Academic Leader: Teaching and Learning at the School of Health Sciences Professor Shenuka Singh has completed her second PhD in Research Ethics.
‘I am the first graduand in the programme and will graduate on 5 April this year,’ she said.
Singh intends to continue building a research profile in her chosen field, which includes postgraduate student supervision and further research output. She is also involved in training staff at other universities in the area of research ethics and plans to continue with staff capacity development in that area.
Singh’s first PhD was in the sphere of dental public health while her latest study is very different. ‘As an active researcher and research supervisor in my second doctorate I was able to engage in critical thinking at a far deeper level than I did with the first. I was also able to work more independently.’
Singh, who developed a keen interest in research ethics several years ago, has been a member of UKZN’s Humanities and Social Sciences Research Ethics Committee (HSSREC), chairing the body from 2014-2018, and the Biomedical Research Ethics Committee (BREC), where she is currently Deputy Chair.

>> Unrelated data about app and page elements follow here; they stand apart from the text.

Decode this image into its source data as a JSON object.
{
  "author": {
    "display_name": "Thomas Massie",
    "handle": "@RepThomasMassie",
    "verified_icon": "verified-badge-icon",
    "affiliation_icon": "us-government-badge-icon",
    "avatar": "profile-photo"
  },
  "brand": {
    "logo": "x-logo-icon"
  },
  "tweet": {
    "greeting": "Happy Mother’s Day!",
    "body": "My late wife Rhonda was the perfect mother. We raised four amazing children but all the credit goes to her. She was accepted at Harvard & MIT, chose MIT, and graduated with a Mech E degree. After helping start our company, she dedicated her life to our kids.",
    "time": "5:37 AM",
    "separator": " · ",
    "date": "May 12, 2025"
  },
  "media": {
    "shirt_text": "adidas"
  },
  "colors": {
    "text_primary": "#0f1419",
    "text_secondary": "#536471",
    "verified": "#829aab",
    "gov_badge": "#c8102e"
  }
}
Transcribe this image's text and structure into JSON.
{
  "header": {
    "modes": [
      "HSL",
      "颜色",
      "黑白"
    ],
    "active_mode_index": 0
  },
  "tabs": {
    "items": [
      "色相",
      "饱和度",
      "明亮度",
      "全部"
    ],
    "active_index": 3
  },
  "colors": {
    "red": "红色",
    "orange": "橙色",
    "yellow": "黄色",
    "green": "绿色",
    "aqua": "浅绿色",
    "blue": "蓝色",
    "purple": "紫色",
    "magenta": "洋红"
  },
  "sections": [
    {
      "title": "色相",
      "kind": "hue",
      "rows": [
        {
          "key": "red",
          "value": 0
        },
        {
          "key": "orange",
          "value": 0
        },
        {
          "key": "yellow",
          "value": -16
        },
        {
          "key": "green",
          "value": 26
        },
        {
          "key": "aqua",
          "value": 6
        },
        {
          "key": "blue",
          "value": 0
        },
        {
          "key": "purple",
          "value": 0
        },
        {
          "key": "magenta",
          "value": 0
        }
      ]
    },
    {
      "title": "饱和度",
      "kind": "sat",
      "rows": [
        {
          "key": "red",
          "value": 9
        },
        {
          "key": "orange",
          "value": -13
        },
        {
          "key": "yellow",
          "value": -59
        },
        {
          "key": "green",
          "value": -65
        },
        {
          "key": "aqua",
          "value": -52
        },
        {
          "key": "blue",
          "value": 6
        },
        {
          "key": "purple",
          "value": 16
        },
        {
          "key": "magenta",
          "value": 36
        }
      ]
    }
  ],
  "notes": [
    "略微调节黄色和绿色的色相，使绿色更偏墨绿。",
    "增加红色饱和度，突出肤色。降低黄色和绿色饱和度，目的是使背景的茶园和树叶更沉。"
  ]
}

‘It is through a passion for research ethics and the guidance and advice of Professor Doug Wassenaar, that I started studying for a formal qualification in my chosen field,’ she said.
Singh obtained a cum laude Postgraduate Diploma in Research Ethics at Stellenbosch University in 2015. ‘An opportunity then presented itself in June 2017, when the Centre for Medical Ethics and Law at Stellenbosch University was awarded the prestigious NIH Fogarty grant: D43 TW01511-01- Advancing Research Ethics Training in Southern Africa (ARESA): Leadership Program and National Human Genome Research Institute – National Institutes of Health,’ she said.
‘The call for applications into this doctoral and bioethics leadership programme (PhD, Clinical and Health Research Ethics) was extended to candidates in other parts of Africa so there was a lot of competition. I was one of four successful candidates to be selected and was awarded a scholarship to study for my second PhD. My research supervisors were Professor Keymanthri Moodley of Stellenbosch University and Professor Jean Cadigan of the University of North Carolina.’
Singh encountered challenges during her study journey. ‘It was difficult to balance the responsibilities of being a full-time academic with that of having to complete the project-related tasks. The COVID-19 pandemic created further challenges when the design team developing the website for my course had to abandon my project because they needed to focus on online learning for the undergraduate students at Stellenbosch University,’ she said. ‘I had to then self-learn new information technology-related technical skills to continue with the course development on my side. This also acted as a self-empowerment tool for me because I am now able to handle both the academic and technical aspects of my online course.’
Singh’s study found there is a scarcity of educational courses on the ethical, legal and social issues (ELSI) of biobanking at a global level and those that are available do not consider the local context-specificities of biobanking practice.
‘My project involved the development of an online short course on the ELSI of biobanking in South Africa, using participatory action research,’ she said. ‘I engaged with specific stakeholders – including clinicians, biobankers, researchers, and research ethics committee members – to develop and refine the modules in the course, through multiple iterations and reviews with the study participants in real-time.
‘The study used a “bottom up” approach, with both the researcher and research participants involved in the co-creation of the short course, thereby ensuring its offering is relevant and appropriate for the local context of biobanking practice.’
Singh has been selected as one of three UKZN staff members for the Teaching Advancement at Universities (TAU) Fellowship for 2022.
Words: Nombuso Dlamini